Air pollution continues to be ‘severe’, Delhi gets no respite

Updated on Nov 04, 2016 01:50 PM IST

If it were in China, three consecutive days of “severe” air quality would result in a red alert, during which drastic measures such as shutting down of schools and offices, closing down industries and power plants and rationing of vehicles on roads are implemented.

School children cover their face with handkerchiefs as smog continues to cover the skyline in New Delhi for the third consecutive day on Friday.(Raj K Raj/HT Photo)
School children cover their face with handkerchiefs as smog continues to cover the skyline in New Delhi for the third consecutive day on Friday.(Raj K Raj/HT Photo)
Hindustan Times | By, New Delhi

Air quality in Delhi continued to be rated as “severe” by monitoring systems in most parts of the city on Friday.

Ayanagar, Dhirpur and Delhi University stations recorded “very poor” on the air quality index (AQI), while the remaining showed “severe”, according to SAFAR monitoring.

Read | Delhi’s smog an indication that the worst is yet to come

Air quality is classified as “very poor” if the AQI ranges from 301 to 400 and “severe” if it is between 400 and 500. Overall, the average AQI in the Capital was over 400.
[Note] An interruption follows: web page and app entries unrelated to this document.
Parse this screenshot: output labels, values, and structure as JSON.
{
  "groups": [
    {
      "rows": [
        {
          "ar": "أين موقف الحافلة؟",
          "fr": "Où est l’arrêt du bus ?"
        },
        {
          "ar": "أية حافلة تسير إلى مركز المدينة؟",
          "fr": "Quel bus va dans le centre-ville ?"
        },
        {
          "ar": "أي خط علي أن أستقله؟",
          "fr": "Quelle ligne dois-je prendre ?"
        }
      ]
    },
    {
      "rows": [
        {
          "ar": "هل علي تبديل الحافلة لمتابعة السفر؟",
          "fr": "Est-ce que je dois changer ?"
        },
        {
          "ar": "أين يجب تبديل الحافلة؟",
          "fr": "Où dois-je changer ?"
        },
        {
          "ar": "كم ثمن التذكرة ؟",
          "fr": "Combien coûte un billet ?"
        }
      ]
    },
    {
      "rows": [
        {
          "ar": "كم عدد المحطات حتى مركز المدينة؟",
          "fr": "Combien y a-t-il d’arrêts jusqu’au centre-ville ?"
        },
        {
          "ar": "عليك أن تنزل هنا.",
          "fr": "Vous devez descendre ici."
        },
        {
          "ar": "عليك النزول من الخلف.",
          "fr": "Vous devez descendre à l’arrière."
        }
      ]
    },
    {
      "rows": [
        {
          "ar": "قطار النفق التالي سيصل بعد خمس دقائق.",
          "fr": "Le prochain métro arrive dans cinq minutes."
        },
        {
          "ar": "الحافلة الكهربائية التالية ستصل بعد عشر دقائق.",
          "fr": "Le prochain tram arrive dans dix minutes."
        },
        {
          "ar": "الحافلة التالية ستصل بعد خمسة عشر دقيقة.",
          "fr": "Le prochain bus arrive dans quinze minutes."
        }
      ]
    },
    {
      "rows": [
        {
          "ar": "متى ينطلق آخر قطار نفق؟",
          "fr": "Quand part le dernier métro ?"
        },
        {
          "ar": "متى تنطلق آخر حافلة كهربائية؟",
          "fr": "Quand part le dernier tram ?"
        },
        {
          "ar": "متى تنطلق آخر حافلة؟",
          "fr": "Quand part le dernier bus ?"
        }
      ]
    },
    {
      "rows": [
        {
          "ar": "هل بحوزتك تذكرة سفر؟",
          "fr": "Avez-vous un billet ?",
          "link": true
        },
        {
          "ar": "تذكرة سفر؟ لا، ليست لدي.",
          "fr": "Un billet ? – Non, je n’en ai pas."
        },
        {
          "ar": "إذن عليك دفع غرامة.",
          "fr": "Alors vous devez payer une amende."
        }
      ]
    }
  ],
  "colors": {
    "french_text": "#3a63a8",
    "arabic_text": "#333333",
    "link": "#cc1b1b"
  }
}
If it were in China, three consecutive days of “severe” air quality would result in a red alert, during which drastic measures such as shutting down of schools and offices, closing down industries and power plants and rationing of vehicles on roads are implemented.

Following a direction from the National Green Tribunal, the Delhi government will submit a roadmap for short- and long-term measures to check pollution on Friday.

Track pollution levels in your city with this real-time air quality map:

The Union environment ministry has also scheduled a meeting of environment secretaries of the northern states on the issue of crop residue burning, which has emerged as one of the major reasons for increasing pollution in Delhi, besides Punjab and Haryana.

Hindustan Times’s real-time air quality monitoring also show severe AQI at Punjabi Bagh, Anand Vihar, RK Puram. All stations had the maximum AQI of 500 on Friday morning.

Read | ‘Severe’ air prompts DM to look at shutting schools

AQI is an index to depict how clean or polluted the air is in an area. There are six AQI categories, namely Good, Satisfactory, Moderate, Poor, Very Poor and Severe, based on the concentration of eight pollutants — PM10, PM2.5, NO2, SO2, CO, O3, NH3 and Pb. Based on the measured ambient concentrations of these pollutants, a sub-index is calculated for each pollutant and the worst sub-index reflects the overall AQI.

“Very poor” air triggers a health alert and everyone may experience adverse health effects to some degree. In such a situation, it is advised to avoid outdoor activity and use protective masks. “Poor” air quality can cause health troubles to people with heart or lung problems, and senior citizens and children are advised to avoid prolonged or heavy exertion.

Read | India’s air quality among world’s worst over Diwali weekend: Report

SHARE THIS ARTICLE ON
  • ABOUT THE AUTHOR

    Ritam Halder has been a journalist for nearly a decade and has worked in multiple roles across organisations. He has been a features writer, a digital journalist as well as a desk hand. He now covers environment, water and urban issues in Delhi.

SHARE
Story Saved
OPEN APP
×
Saved Articles
Following
My Reads
My Offers
Sign out
New Delhi 0C
Saturday, February 04, 2023
Start 15 Days Free Trial Subscribe Now
Register Free and get Exciting Deals